Methodologically, I fancy myself a historian (actually, I fancy myself an archivist in extended training, but that’s by the by). By aligning myself with history, and particularly archival history, I suggest that I look at evidence contemporary to the topic at hand in order to learn more about that topic. Of course, like most doctoral candidates, I employ a compound methodology as befits the questions I’m asking. But still, when explaining to people what I do with my time, the answer is ‘considering television artefacts’. If I wanted to incorporate my professional archivist training, I might also add ‘considering how to organise these television artefacts so that others can consider them, too.’
The artefacts I’m looking at are mostly in the form of documents. It is a recurring gripe of mine that, even among historians, any artefact that isn’t a television programme is seen as secondary evidence. As most moving image historians know, for varying reasons historical moving images are often lost, destroyed, decayed or – in the case of early broadcasting – never recorded in the first place. So, a historian, upon finding that the television programme they want to study is not available, might either turn to other sources (such as documentation) or give up. The television programme is the gold-standard artefact of television history.
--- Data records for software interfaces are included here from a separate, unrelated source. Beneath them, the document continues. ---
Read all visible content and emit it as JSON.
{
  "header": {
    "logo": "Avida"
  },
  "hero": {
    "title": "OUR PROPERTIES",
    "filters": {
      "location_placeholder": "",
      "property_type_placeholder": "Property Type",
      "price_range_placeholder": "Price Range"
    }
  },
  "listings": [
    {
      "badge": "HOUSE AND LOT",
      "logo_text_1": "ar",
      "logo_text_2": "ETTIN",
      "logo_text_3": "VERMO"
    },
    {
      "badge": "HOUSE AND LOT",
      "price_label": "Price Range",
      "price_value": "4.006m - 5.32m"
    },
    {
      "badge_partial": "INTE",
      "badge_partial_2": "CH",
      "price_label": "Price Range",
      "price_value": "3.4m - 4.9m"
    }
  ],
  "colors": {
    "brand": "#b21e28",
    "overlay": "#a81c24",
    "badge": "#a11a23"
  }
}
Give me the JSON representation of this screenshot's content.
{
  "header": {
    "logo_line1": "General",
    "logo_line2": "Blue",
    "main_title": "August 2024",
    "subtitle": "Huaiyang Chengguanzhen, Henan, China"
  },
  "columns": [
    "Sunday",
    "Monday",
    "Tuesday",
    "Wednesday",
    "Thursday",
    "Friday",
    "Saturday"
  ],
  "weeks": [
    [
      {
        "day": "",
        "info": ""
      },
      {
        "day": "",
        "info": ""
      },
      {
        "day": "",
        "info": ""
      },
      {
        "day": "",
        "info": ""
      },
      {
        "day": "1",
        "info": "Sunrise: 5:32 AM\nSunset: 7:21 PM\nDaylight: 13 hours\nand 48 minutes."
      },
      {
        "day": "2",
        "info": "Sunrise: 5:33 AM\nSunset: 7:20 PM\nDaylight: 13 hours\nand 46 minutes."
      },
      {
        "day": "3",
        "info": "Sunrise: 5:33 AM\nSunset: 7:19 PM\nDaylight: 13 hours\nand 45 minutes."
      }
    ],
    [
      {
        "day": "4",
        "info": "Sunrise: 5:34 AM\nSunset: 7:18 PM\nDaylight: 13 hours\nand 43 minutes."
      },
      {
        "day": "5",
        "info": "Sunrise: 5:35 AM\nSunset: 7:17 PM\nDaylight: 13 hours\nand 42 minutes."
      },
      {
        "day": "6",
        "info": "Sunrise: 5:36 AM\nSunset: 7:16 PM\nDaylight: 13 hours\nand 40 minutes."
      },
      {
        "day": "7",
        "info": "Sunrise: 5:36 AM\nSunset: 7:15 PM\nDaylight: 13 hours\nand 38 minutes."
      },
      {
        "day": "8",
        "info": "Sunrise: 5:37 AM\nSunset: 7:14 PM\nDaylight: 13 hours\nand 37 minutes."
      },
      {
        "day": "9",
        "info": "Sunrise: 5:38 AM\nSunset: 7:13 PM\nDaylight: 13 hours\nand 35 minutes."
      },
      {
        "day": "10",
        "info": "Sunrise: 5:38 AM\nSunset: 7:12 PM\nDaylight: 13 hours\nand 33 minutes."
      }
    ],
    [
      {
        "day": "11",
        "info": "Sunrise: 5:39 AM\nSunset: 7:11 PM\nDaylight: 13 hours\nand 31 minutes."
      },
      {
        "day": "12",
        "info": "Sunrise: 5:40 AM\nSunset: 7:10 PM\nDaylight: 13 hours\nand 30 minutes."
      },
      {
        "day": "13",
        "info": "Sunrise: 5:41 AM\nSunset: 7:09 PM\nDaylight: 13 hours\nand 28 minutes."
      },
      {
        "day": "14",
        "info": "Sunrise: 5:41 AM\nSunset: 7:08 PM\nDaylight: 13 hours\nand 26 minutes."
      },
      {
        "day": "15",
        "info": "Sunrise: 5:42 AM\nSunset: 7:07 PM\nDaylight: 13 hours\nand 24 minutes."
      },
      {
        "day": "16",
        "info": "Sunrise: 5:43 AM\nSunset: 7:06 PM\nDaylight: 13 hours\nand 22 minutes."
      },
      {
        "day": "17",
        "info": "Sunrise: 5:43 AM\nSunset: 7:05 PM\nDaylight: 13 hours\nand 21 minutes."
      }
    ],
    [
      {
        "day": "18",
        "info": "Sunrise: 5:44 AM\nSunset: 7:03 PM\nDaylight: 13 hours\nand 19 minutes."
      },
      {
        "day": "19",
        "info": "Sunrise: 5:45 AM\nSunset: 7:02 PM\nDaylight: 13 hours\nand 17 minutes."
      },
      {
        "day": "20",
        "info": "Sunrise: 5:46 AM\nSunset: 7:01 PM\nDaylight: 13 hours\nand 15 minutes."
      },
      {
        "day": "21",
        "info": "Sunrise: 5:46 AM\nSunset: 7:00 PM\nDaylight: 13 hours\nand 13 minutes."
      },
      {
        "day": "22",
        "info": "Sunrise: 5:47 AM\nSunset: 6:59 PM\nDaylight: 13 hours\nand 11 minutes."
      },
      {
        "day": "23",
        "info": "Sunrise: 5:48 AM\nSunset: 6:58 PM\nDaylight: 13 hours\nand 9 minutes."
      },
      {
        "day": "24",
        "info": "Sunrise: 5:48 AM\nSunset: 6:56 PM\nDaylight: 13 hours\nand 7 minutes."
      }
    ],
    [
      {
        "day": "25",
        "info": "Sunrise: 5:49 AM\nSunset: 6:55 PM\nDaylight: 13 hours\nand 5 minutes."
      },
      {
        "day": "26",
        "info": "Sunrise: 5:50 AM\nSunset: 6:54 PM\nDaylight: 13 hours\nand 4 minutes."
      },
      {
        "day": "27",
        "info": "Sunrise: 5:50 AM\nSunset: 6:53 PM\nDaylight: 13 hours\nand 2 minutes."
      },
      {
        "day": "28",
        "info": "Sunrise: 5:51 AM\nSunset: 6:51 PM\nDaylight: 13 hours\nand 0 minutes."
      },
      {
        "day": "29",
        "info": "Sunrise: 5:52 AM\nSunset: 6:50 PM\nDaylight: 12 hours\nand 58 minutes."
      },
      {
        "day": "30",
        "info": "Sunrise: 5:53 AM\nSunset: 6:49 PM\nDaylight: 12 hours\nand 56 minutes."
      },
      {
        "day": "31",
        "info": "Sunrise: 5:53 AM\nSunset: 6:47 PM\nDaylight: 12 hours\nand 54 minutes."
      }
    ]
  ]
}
Without it, they can use other resources, but the resultant research might be seen as supplementary or secondary – i.e. less good.
Recently, though, I have noticed a seemingly more radical approach to television history, one that recalls episodes of 999 rather than any Media Studies lecture I’ve ever attended. More and more researchers are seeking to reconstruct aspects of television history, as best they can, using the most appropriate tools at their disposal.
For instance, one of the highlights of last year’s Spaces of Television conference was a presentation by Dr Andrew Ireland about the experiment at the heart of his PhD thesis. In this experiment, Ireland used the script from Tooth and Claw, a 2006 story of Doctor Who. He then found actors who resembled David Tennant and Billie Piper and a crew at his university, and set about re-enacting the episode. However, instead of remaking it shot for shot, he instead kitted out a television studio so that it mimicked the constraints of shooting Doctor Who in the 1960s. He then proceeded to re-enact the beginning ofTooth and Claw as a 20 minute instalment of an as-live, multi-camera studio drama. From Ireland’s perspective, the aim was not to reconstruct an old studio drama (he doesn’t use the word ‘reconstruct’ precisely because he has created a new thing), but to reconstruct the process of making one.
Another example: in my ‘Kine Weekly’ blog a couple of weeks back, I linked to a tweet by Dave Jeffrey. He has evidently been making a 3d computer model of the old Westward Television studio building. By his own admission, it seems that this was merely a handy vessel for him to practice using Blender – an open-source computer graphics software doodah. These visualisations are obviously only digital facsimiles of the original layout of the building, but they also have the potential to be extremely helpful to anyone wanting to gain a greater understanding of how Westward was physically laid out.
Speaking of studios, there is also the Facebook group Pebble Mill, that crowdsources the history of the Pebble Mill Studios by inviting interactions from those who used to work there. The project has been running for a while now, overseen by Vanessa Jackson. Now, interviews are a known source of historical evidence, but I think this is different. Rather than creating oral histories, Vanessa posts pictures and other artefacts she finds from the studio, and asks for help contextualising the artefacts. Responders will comment, confirming who that person is or what that machine was for. They will often – unprompted, yet certainly welcome – offer their reminiscences and anecdotes from their time at Pebble Mill. It is not a reconstruction, strictly speaking, but it certainly goes some way toward reconstructing the everyday life and operations of Pebble Mill, in a manner that is organic and true to the nature of working life, where no one person knows everything.
I’m glad to have come across such a wide range of innovative historical research methods that use archival evidence as I try to unpick exactly how to describe my own. Despite the fact that the methodology is a tiny proportion of my PhD thesis, it is probably the part I have redrafted the most. I am certainly inspired to be bolder in my presentation of documents as a source of primary research, and I have already skewed my topic toward mapping out the policies, infrastructures and operations that underpinned Southern Television – i.e. things that can be in some way reconstructed from documentation – more than their programmes. My methodology is far from unique, too, and it is nowhere near as inventive as the examples listed here. Nevertheless, I think researchers are still too willing to give up on certain areas of television history, because the programmes haven’t survived or the creatives involved are not available. So much of television has been created through systems, processes, structures and infrastructures that evolved over time. Reconstructing these peculiar contexts and visualising them are just as important as watching the programmes.
Lastly, I should say that my ponderings on this matter were inspired by a little exchange I had with my dad on Twitter.